Last night Mark wasn’t feeling well, just at the time I’d woken Willow for her feeding and we were going to try to put her to sleep in the bassinet. So we postponed the transition to tonight. Perhaps it will be better, I thought, as we’ll have the first trial run at her 7 p.m. bedtime. It would be easier for Mark to deal with a couple of difficult hours in the early evening than the late evening.
We stayed out late visiting friends, so I wasn’t able to get her ready for bed until 8. I had my share of stressing about it again today, giving her extra kisses, treasuring her smiles, dreading what I expected would be extended crying.
When I brought her up to the bassinet, I realized it was out of batteries. So I couldn’t even give her an initial 20 minute vibration as an adjustment. I held her, considering asking Mark to change the batteries, but decided it wasn’t worth delaying her bedtime even more. I kissed her, lay her down in the bassinet, and put the hippo head of the soft hippo blanket we’ve been using regularly in the swing within her reach. As she batted at the hippo’s head, I turned on the white noise lamb, that we began using only last night (I was hoping for one more sleep aid). I put on the sound of ocean waves, cranked up the volume, and put the timer on the maximum of 45 minutes. I stroked her cheek, left the room, and noted the time on the Sleepy Planet sleep chart, positioned in the office (our command center) across the hall.
As I headed downstairs and switched with Mark (I’d put River to bed while he comforted Willow), I was surprised to not yet hear any crying. As I walked back upstairs with River to read him his story, I still thought an outburst must be coming. Twenty minutes later, stories complete, it was still quiet. “Did we win the lottery?” I asked Mark, shocked that this step I dreaded so much was so completely painless.
Perhaps it helped that she went to bed an hour later than usual and might have been tired enough to not protest. Maybe the sleep aids were familiar enough. It’s possible that the still bassinet is more comfortable for her than a constantly rocking swing in which her head always falls forward. In any case, she went to sleep without a peep. And I realized all my worry was a lack of confidence in her ability to adapt. It was me/us/the parents that were the barrier to her making progress to an easier/safer sleeping solution. Which makes me wonder how often this is the case, how often we hold our kids back because really, it’s us who are afraid.

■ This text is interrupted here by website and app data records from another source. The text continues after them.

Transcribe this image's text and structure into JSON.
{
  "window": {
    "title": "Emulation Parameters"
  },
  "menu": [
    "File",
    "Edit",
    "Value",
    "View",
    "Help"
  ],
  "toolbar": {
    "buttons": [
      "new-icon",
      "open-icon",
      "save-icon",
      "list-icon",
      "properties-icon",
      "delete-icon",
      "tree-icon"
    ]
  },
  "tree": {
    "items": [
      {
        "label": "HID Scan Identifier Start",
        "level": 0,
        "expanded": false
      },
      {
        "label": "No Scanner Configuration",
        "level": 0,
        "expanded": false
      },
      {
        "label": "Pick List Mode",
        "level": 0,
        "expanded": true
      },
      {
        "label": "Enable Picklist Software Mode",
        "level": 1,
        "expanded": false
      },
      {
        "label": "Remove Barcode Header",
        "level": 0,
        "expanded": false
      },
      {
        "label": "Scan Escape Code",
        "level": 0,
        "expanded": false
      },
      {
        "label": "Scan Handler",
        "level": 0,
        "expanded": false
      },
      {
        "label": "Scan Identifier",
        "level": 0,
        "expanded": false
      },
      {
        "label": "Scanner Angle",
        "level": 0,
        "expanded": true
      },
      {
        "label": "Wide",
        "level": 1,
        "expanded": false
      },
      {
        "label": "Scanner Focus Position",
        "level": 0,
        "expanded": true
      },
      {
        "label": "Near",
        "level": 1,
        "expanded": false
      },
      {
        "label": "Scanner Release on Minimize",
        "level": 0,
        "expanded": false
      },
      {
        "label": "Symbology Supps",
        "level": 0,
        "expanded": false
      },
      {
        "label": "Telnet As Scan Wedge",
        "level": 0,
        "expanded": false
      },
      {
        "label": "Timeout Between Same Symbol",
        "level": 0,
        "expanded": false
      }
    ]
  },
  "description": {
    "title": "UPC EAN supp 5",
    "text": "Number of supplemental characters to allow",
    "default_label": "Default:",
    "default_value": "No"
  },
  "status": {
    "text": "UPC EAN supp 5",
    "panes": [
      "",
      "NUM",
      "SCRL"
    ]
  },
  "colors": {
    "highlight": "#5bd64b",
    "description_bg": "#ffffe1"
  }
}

I doubt this will be easy forever. At some point – perhaps when I wake her for her feeding in 20 minutes, or perhaps during a daytime nap, when the room is brighter and she’s not as exhausted – she’ll likely resist the still, boring sleeping surface. And then, we’ll have to go back to our original plan of comforting her, but letting her work her way through it and adapt. In the meantime though, I’m amazed at how easy it was to introduce a transition I feared and am humbled by the realization that I held her back.